» Problem description:
Every record listed below should be copied exactly.

[Dataset rows describing interfaces]
»»

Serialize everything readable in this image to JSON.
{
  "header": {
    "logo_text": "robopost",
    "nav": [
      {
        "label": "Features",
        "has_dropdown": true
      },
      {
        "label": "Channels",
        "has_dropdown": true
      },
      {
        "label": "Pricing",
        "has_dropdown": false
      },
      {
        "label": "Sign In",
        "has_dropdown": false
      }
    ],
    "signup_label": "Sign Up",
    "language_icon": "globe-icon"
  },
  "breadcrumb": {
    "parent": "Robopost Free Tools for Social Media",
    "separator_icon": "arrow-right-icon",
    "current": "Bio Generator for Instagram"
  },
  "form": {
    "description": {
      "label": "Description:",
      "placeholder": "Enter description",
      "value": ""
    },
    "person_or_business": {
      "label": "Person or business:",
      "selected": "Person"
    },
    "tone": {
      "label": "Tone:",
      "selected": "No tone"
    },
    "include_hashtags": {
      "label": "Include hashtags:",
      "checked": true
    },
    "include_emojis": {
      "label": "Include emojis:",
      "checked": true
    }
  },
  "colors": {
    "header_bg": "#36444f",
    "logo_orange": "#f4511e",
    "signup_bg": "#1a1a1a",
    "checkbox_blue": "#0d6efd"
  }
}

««

» Written response:
Serialize everything readable in this image to JSON.
{
  "header": {
    "logo_text": "robopost",
    "nav": [
      {
        "label": "Features",
        "has_dropdown": true
      },
      {
        "label": "Channels",
        "has_dropdown": true
      },
      {
        "label": "Pricing",
        "has_dropdown": false
      },
      {
        "label": "Sign In",
        "has_dropdown": false
      }
    ],
    "signup_label": "Sign Up",
    "language_icon": "globe-icon"
  },
  "breadcrumb": {
    "parent": "Robopost Free Tools for Social Media",
    "separator_icon": "arrow-right-icon",
    "current": "Bio Generator for Instagram"
  },
  "form": {
    "description": {
      "label": "Description:",
      "placeholder": "Enter description",
      "value": ""
    },
    "person_or_business": {
      "label": "Person or business:",
      "selected": "Person"
    },
    "tone": {
      "label": "Tone:",
      "selected": "No tone"
    },
    "include_hashtags": {
      "label": "Include hashtags:",
      "checked": true
    },
    "include_emojis": {
      "label": "Include emojis:",
      "checked": true
    }
  },
  "colors": {
    "header_bg": "#36444f",
    "logo_orange": "#f4511e",
    "signup_bg": "#1a1a1a",
    "checkbox_blue": "#0d6efd"
  }
}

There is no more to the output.